In Central African Republic, WFP Helps Farmers Get Back To The Land
Months of conflict in the Central African Republic have driven tens of thousands of people from their homes and farms, swelling the ranks of the hungry. WFP is providing food assistance to around 200,000 people at present and, in the western Bouar district, is distributing food rations to farmers to ensure they can still work in their fields and produce food.
BOUAR, Central African Republic -- When WFP and other humanitarian agencies returned to Bouar in October, residents welcomed them with applause, songs and traditional dances.
For these men, women and children, the return of the United Nations’ food agency to reopen its office meant the world had not forgotten their plight.
“We are very happy to have you (humanitarian actors) here in Bouar. The people here have suffered a lot from food shortages,” said Ali Haoudou Moumini, the mayor of Bouar, which lies 450 km west of the capital Bangui.
“We hope WFP will continue to help us, and especially the youth, to reconstruct roads and resume agricultural activities through its food-for-work programme,” he added.
Up to 500,000 people need immediate food assistance across CAR and this figure is likely to increase because the planting season has been disrupted by conflict and displacement. As it scales up its operations, WFP is reopening offices in the northeast and west, and using mobile teams to reach people in areas that remain insecure.
On the ground
The WFP office in Bouar is one of four offices that were temporarily shut in March because of fighting across the country. Government ministers, officials from other UN agencies and WFP’s partners were among those who turned up on 22 October for the reopening ceremony. On the same day, food rations were distributed to vulnerable farmers in the village of Bor, 18 km away.
After fresh conflict erupted in March, many people fled to Bouar to escape fighting in surrounding rural areas. Demand for food shot up but supply has remained low because farmers have been forced to leave their farms, and also because access to tools and inputs has been disrupted. Many farmers missed the first planting season, which started in April/May.
WFP resumed food distributions in Bouar in August to make sure that farmers kept their seeds for planting (see photo left) and did not adopt negative coping strategies, such as selling precious tools or seeds to stave off hunger.
In partnership with Mercy Corps and the government food security programme, PREVES, WFP is distributing seed protection food rations to 18,330 people in four areas, including Bouar, for three months.
The re-opening of WFP’s Bouar office, which will serve as a common office for other UN agencies and NGO partners, will ensure effective coordination of humanitarian interventions, and bring those delivering assistance closer to the people who need it most.
A critical time

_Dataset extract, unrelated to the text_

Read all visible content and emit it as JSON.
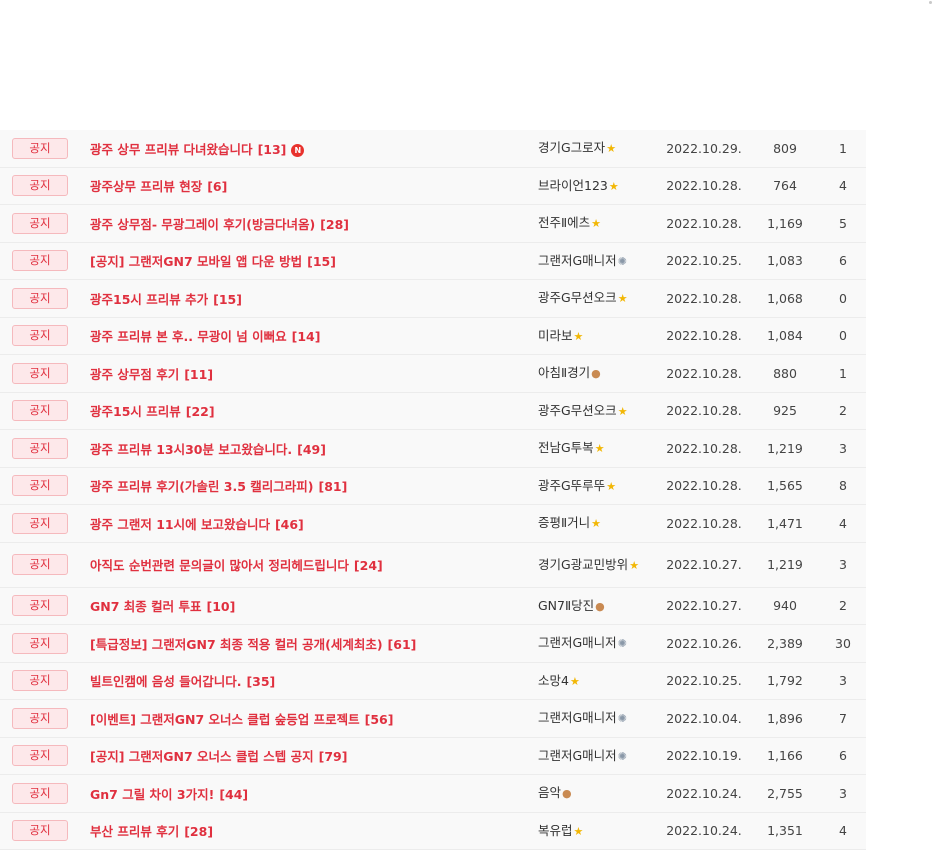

Aristide Sokami, CAR’s minister of territorial administration, decentralization and regionalization, cut the ribbon on the office during the ceremony.
“We are very sensitive to what the UN system does, has done and will be doing in our country,” Sokambi said. “I would like WFP to continue food distributions in this area but this should only be a complementary assistance. I hope that the Prefet (senior local government official) of Bouar can quickly lead the population back to work so that they can provide and ensure security for themselves,” he added.
The reopening of the Bouar office shows that UN agencies are determined to support the government in providing assistance to vulnerable people in this time of acute crisis.
Across CAR, WFP is scaling up its operations, despite the insecurity fuelling hunger by forcing people to leave their homes and farms. WFP provides food assistance to displaced families, refugees, pregnant women and nursing mothers, malnourished children and vulnerable farmers in areas that have been hit by conflict.
Story by Djaounsede Pardon, WFP Central African Republic.